SUPPLIED DATA:
--- START ---

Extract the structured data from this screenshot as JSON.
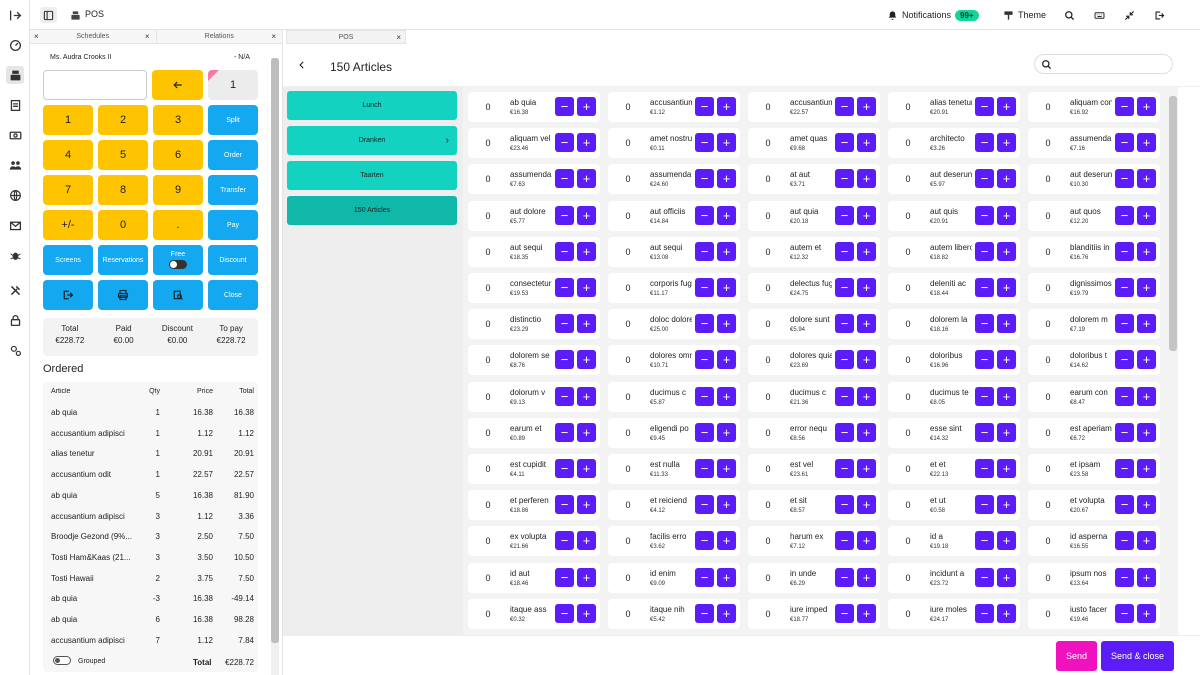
{
  "topbar": {
    "title": "POS",
    "notifications_label": "Notifications",
    "notifications_count": "99+",
    "theme_label": "Theme"
  },
  "left": {
    "tabs": [
      "Schedules",
      "Relations"
    ],
    "client_name": "Ms. Audra Crooks II",
    "client_extra": "- N/A",
    "qty_key": "1",
    "keys": {
      "k1": "1",
      "k2": "2",
      "k3": "3",
      "k4": "4",
      "k5": "5",
      "k6": "6",
      "k7": "7",
      "k8": "8",
      "k9": "9",
      "plusminus": "+/-",
      "k0": "0",
      "dot": "."
    },
    "actions": {
      "split": "Split",
      "order": "Order",
      "transfer": "Transfer",
      "pay": "Pay",
      "screens": "Screens",
      "reservations": "Reservations",
      "free": "Free",
      "discount": "Discount",
      "close": "Close"
    },
    "totals": [
      {
        "label": "Total",
        "value": "€228.72"
      },
      {
        "label": "Paid",
        "value": "€0.00"
      },
      {
        "label": "Discount",
        "value": "€0.00"
      },
      {
        "label": "To pay",
        "value": "€228.72"
      }
    ],
    "ordered_title": "Ordered",
    "order_headers": {
      "article": "Article",
      "qty": "Qty",
      "price": "Price",
      "total": "Total"
    },
    "order_rows": [
      {
        "article": "ab quia",
        "qty": "1",
        "price": "16.38",
        "total": "16.38"
      },
      {
        "article": "accusantium adipisci",
        "qty": "1",
        "price": "1.12",
        "total": "1.12"
      },
      {
        "article": "alias tenetur",
        "qty": "1",
        "price": "20.91",
        "total": "20.91"
      },
      {
        "article": "accusantium odit",
        "qty": "1",
        "price": "22.57",
        "total": "22.57"
      },
      {
        "article": "ab quia",
        "qty": "5",
        "price": "16.38",
        "total": "81.90"
      },
      {
        "article": "accusantium adipisci",
        "qty": "3",
        "price": "1.12",
        "total": "3.36"
      },
      {
        "article": "Broodje Gezond (9%...",
        "qty": "3",
        "price": "2.50",
        "total": "7.50"
      },
      {
        "article": "Tosti Ham&Kaas (21...",
        "qty": "3",
        "price": "3.50",
        "total": "10.50"
      },
      {
        "article": "Tosti Hawaii",
        "qty": "2",
        "price": "3.75",
        "total": "7.50"
      },
      {
        "article": "ab quia",
        "qty": "-3",
        "price": "16.38",
        "total": "-49.14"
      },
      {
        "article": "ab quia",
        "qty": "6",
        "price": "16.38",
        "total": "98.28"
      },
      {
        "article": "accusantium adipisci",
        "qty": "7",
        "price": "1.12",
        "total": "7.84"
      }
    ],
    "grouped_label": "Grouped",
    "grand_total_label": "Total",
    "grand_total_value": "€228.72"
  },
  "main": {
    "tab_label": "POS",
    "title": "150 Articles",
    "categories": [
      {
        "label": "Lunch",
        "has_children": false,
        "selected": false
      },
      {
        "label": "Dranken",
        "has_children": true,
        "selected": false
      },
      {
        "label": "Taarten",
        "has_children": false,
        "selected": false
      },
      {
        "label": "150 Articles",
        "has_children": false,
        "selected": true
      }
    ],
    "articles": [
      {
        "name": "ab quia",
        "price": "€16.38",
        "qty": "0"
      },
      {
        "name": "accusantium adipisci",
        "price": "€1.12",
        "qty": "0"
      },
      {
        "name": "accusantium odit",
        "price": "€22.57",
        "qty": "0"
      },
      {
        "name": "alias tenetur",
        "price": "€20.91",
        "qty": "0"
      },
      {
        "name": "aliquam consequatur",
        "price": "€16.92",
        "qty": "0"
      },
      {
        "name": "aliquam vel",
        "price": "€23.46",
        "qty": "0"
      },
      {
        "name": "amet nostrum",
        "price": "€0.11",
        "qty": "0"
      },
      {
        "name": "amet quas",
        "price": "€9.68",
        "qty": "0"
      },
      {
        "name": "architecto",
        "price": "€3.26",
        "qty": "0"
      },
      {
        "name": "assumenda",
        "price": "€7.16",
        "qty": "0"
      },
      {
        "name": "assumenda",
        "price": "€7.63",
        "qty": "0"
      },
      {
        "name": "assumenda",
        "price": "€24.60",
        "qty": "0"
      },
      {
        "name": "at aut",
        "price": "€3.71",
        "qty": "0"
      },
      {
        "name": "aut deserunt",
        "price": "€5.97",
        "qty": "0"
      },
      {
        "name": "aut deserunt",
        "price": "€10.30",
        "qty": "0"
      },
      {
        "name": "aut dolore",
        "price": "€5.77",
        "qty": "0"
      },
      {
        "name": "aut officiis",
        "price": "€14.84",
        "qty": "0"
      },
      {
        "name": "aut quia",
        "price": "€20.18",
        "qty": "0"
      },
      {
        "name": "aut quis",
        "price": "€20.91",
        "qty": "0"
      },
      {
        "name": "aut quos",
        "price": "€12.20",
        "qty": "0"
      },
      {
        "name": "aut sequi",
        "price": "€18.35",
        "qty": "0"
      },
      {
        "name": "aut sequi",
        "price": "€13.08",
        "qty": "0"
      },
      {
        "name": "autem et",
        "price": "€12.32",
        "qty": "0"
      },
      {
        "name": "autem libero",
        "price": "€18.82",
        "qty": "0"
      },
      {
        "name": "blanditiis in",
        "price": "€16.76",
        "qty": "0"
      },
      {
        "name": "consectetur",
        "price": "€19.53",
        "qty": "0"
      },
      {
        "name": "corporis fugit",
        "price": "€11.17",
        "qty": "0"
      },
      {
        "name": "delectus fuga",
        "price": "€24.75",
        "qty": "0"
      },
      {
        "name": "deleniti ac",
        "price": "€18.44",
        "qty": "0"
      },
      {
        "name": "dignissimos",
        "price": "€19.79",
        "qty": "0"
      },
      {
        "name": "distinctio",
        "price": "€23.29",
        "qty": "0"
      },
      {
        "name": "doloc dolores",
        "price": "€25.00",
        "qty": "0"
      },
      {
        "name": "dolore sunt",
        "price": "€5.94",
        "qty": "0"
      },
      {
        "name": "dolorem la",
        "price": "€18.16",
        "qty": "0"
      },
      {
        "name": "dolorem m",
        "price": "€7.19",
        "qty": "0"
      },
      {
        "name": "dolorem se",
        "price": "€8.76",
        "qty": "0"
      },
      {
        "name": "dolores omnis",
        "price": "€10.71",
        "qty": "0"
      },
      {
        "name": "dolores quia",
        "price": "€23.69",
        "qty": "0"
      },
      {
        "name": "doloribus",
        "price": "€16.96",
        "qty": "0"
      },
      {
        "name": "doloribus t",
        "price": "€14.62",
        "qty": "0"
      },
      {
        "name": "dolorum v",
        "price": "€9.13",
        "qty": "0"
      },
      {
        "name": "ducimus c",
        "price": "€5.87",
        "qty": "0"
      },
      {
        "name": "ducimus c",
        "price": "€21.36",
        "qty": "0"
      },
      {
        "name": "ducimus te",
        "price": "€8.05",
        "qty": "0"
      },
      {
        "name": "earum con",
        "price": "€8.47",
        "qty": "0"
      },
      {
        "name": "earum et",
        "price": "€0.89",
        "qty": "0"
      },
      {
        "name": "eligendi po",
        "price": "€9.45",
        "qty": "0"
      },
      {
        "name": "error nequ",
        "price": "€8.56",
        "qty": "0"
      },
      {
        "name": "esse sint",
        "price": "€14.32",
        "qty": "0"
      },
      {
        "name": "est aperiam",
        "price": "€6.72",
        "qty": "0"
      },
      {
        "name": "est cupidit",
        "price": "€4.11",
        "qty": "0"
      },
      {
        "name": "est nulla",
        "price": "€11.33",
        "qty": "0"
      },
      {
        "name": "est vel",
        "price": "€23.61",
        "qty": "0"
      },
      {
        "name": "et et",
        "price": "€22.13",
        "qty": "0"
      },
      {
        "name": "et ipsam",
        "price": "€23.58",
        "qty": "0"
      },
      {
        "name": "et perferen",
        "price": "€18.86",
        "qty": "0"
      },
      {
        "name": "et reiciend",
        "price": "€4.12",
        "qty": "0"
      },
      {
        "name": "et sit",
        "price": "€8.57",
        "qty": "0"
      },
      {
        "name": "et ut",
        "price": "€0.58",
        "qty": "0"
      },
      {
        "name": "et volupta",
        "price": "€20.67",
        "qty": "0"
      },
      {
        "name": "ex volupta",
        "price": "€21.66",
        "qty": "0"
      },
      {
        "name": "facilis erro",
        "price": "€3.62",
        "qty": "0"
      },
      {
        "name": "harum ex",
        "price": "€7.12",
        "qty": "0"
      },
      {
        "name": "id a",
        "price": "€19.18",
        "qty": "0"
      },
      {
        "name": "id asperna",
        "price": "€16.55",
        "qty": "0"
      },
      {
        "name": "id aut",
        "price": "€18.46",
        "qty": "0"
      },
      {
        "name": "id enim",
        "price": "€9.09",
        "qty": "0"
      },
      {
        "name": "in unde",
        "price": "€6.29",
        "qty": "0"
      },
      {
        "name": "incidunt a",
        "price": "€23.72",
        "qty": "0"
      },
      {
        "name": "ipsum nos",
        "price": "€13.64",
        "qty": "0"
      },
      {
        "name": "itaque ass",
        "price": "€0.32",
        "qty": "0"
      },
      {
        "name": "itaque nih",
        "price": "€5.42",
        "qty": "0"
      },
      {
        "name": "iure imped",
        "price": "€18.77",
        "qty": "0"
      },
      {
        "name": "iure moles",
        "price": "€24.17",
        "qty": "0"
      },
      {
        "name": "iusto facer",
        "price": "€19.46",
        "qty": "0"
      }
    ],
    "minus_label": "−",
    "plus_label": "+",
    "send_label": "Send",
    "send_close_label": "Send & close"
  },
  "colors": {
    "accent": "#5b1cf7",
    "numpad": "#ffc400",
    "action": "#13a8f0",
    "category": "#13d2c0",
    "send": "#f012be",
    "send_close": "#5b1cf7",
    "badge": "#16d39a"
  }
}
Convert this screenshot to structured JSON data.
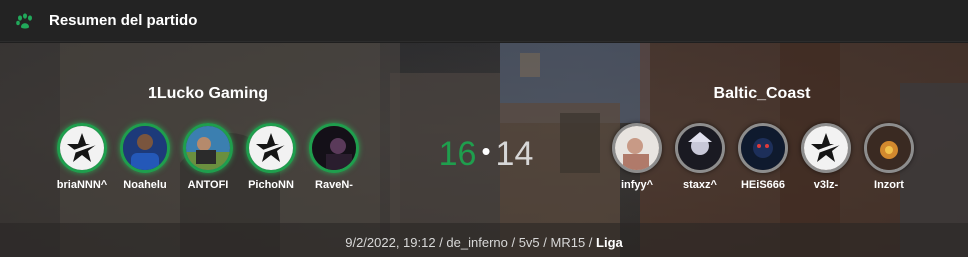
{
  "header": {
    "title": "Resumen del partido",
    "icon": "paw-icon"
  },
  "colors": {
    "win": "#1f9e4d",
    "lose": "#8d8d8d",
    "header_bg": "#232323"
  },
  "team_left": {
    "name": "1Lucko Gaming",
    "score": "16",
    "players": [
      {
        "name": "briaNNN^",
        "avatar": "star-logo"
      },
      {
        "name": "Noahelu",
        "avatar": "photo"
      },
      {
        "name": "ANTOFI",
        "avatar": "photo"
      },
      {
        "name": "PichoNN",
        "avatar": "star-logo"
      },
      {
        "name": "RaveN-",
        "avatar": "photo"
      }
    ]
  },
  "separator": "•",
  "team_right": {
    "name": "Baltic_Coast",
    "score": "14",
    "players": [
      {
        "name": "infyy^",
        "avatar": "photo"
      },
      {
        "name": "staxz^",
        "avatar": "photo"
      },
      {
        "name": "HEiS666",
        "avatar": "photo"
      },
      {
        "name": "v3lz-",
        "avatar": "star-logo"
      },
      {
        "name": "Inzort",
        "avatar": "photo"
      }
    ]
  },
  "match_info": {
    "details": "9/2/2022, 19:12 / de_inferno / 5v5 / MR15 / ",
    "league": "Liga"
  }
}
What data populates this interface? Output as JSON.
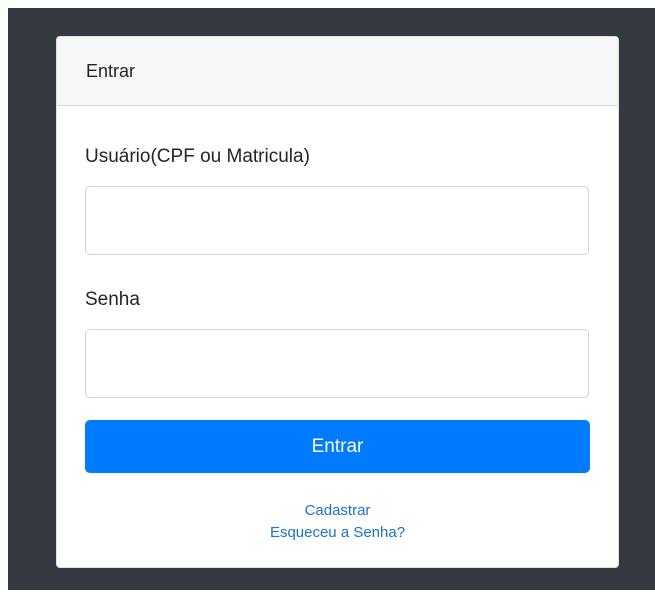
{
  "login_card": {
    "header_title": "Entrar",
    "username_label": "Usuário(CPF ou Matricula)",
    "username_value": "",
    "password_label": "Senha",
    "password_value": "",
    "submit_label": "Entrar",
    "register_link": "Cadastrar",
    "forgot_password_link": "Esqueceu a Senha?"
  },
  "colors": {
    "backdrop": "#343a40",
    "header_bg": "#f7f7f7",
    "primary_button": "#007bff",
    "link": "#1a73c8"
  }
}
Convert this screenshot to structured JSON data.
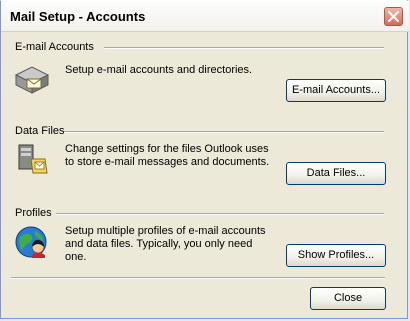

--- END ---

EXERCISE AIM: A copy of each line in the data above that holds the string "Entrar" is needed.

RESPONSE TO THE TASK:
    "header_title": "Entrar",
    "submit_label": "Entrar",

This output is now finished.